For instance, if you’re reactive and sell shares of a certain company as soon as you hear bad news about it, chances are, so have other investors, which means you may end up selling at a loss, Browning says. “It’s very easy to go in and lose money quickly.” In most cases, you want to invest for the long haul. Most people who invest their retirement savings in stocks do so for decades. Sure, it may go through dips and recessions, “but overall, the market goes up over the long run.”

Although you can trade index funds and fractional shares, he sees most people using micro-investing apps to trade full shares. If you do that, it’s on you to research the companies.

Likewise, Browning strongly advises against wading into more complex investing, like options trading, which Alexander Kearns had engaged in when Robinhood showed him a huge negative cash balance. He died of suicide in June, and his family believes the user interface misled him.

The tragedy, though rare, is still a cautionary tale. If you stick to trading traditional shares, for instance, the worst that could happen is that one of the companies you bought shares in goes out of business, the stock goes to $0, and you lose the amount at which you bought those shares, Browning explains. But once you get into more sophisticated trading, “the risk goes up exponentially. You can lose not only what you put in, but more than what you put in.”

Also keep in mind that your transactions have tax impacts, Browning says. If you bought a share, sold it, and made a profit on it all in less than a year, you’d need to pay income tax on that profit. But if you held it for over a year before selling it, you’d pay capital gains tax, which can be lower than income tax, essentially incentivizing you to invest over longer periods of time.

Basically, while micro-investing might make investing more beginner-friendly, it isn’t without risk. I’ll personally hold off until I’ve finished saving up for my emergency fund before I give it a try, and even then, proceed with caution.

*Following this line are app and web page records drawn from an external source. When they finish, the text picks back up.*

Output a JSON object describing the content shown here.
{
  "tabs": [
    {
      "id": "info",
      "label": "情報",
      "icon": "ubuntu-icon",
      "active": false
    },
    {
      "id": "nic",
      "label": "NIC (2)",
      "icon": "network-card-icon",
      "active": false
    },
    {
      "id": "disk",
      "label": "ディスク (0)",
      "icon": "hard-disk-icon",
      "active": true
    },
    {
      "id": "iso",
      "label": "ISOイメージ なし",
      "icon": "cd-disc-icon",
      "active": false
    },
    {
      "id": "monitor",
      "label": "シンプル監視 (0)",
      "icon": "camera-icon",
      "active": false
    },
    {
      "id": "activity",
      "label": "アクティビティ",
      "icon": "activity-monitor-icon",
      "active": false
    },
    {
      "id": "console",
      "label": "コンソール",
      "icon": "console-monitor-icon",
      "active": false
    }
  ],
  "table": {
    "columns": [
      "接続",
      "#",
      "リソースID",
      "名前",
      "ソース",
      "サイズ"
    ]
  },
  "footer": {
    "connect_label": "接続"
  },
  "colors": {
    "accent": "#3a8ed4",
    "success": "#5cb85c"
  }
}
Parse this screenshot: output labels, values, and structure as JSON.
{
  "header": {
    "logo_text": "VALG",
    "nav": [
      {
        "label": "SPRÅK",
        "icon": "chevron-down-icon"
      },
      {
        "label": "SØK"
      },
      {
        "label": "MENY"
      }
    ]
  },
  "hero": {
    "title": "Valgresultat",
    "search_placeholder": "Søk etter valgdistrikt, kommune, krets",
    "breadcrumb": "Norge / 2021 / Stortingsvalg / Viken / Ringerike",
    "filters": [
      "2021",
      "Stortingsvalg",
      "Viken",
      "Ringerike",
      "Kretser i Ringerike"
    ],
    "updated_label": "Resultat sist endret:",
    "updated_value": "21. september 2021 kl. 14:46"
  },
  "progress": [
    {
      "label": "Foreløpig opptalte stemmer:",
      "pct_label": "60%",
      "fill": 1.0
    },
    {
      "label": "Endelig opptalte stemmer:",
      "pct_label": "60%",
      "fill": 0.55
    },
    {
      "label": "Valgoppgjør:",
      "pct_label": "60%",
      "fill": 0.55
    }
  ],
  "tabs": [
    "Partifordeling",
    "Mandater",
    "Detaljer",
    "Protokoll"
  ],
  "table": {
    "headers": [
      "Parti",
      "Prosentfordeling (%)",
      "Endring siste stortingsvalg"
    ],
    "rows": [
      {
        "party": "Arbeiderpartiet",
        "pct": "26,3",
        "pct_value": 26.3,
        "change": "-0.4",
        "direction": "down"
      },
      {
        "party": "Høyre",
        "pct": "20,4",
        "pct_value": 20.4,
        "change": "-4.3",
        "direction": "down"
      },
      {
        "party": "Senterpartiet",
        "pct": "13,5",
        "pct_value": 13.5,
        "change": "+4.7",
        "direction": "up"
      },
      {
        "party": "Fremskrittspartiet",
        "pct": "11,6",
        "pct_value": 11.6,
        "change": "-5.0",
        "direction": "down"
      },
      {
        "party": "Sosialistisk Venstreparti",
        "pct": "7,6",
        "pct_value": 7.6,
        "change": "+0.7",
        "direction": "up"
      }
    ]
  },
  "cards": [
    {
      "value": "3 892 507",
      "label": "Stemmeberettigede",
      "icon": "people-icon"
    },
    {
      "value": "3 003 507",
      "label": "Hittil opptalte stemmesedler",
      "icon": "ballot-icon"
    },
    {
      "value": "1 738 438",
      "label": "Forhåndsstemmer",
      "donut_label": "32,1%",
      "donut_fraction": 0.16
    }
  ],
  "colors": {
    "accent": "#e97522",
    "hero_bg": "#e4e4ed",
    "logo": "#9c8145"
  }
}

At the very least, now I realize I don't need to move up several tax brackets to invest in the stock market — I can start in the near future.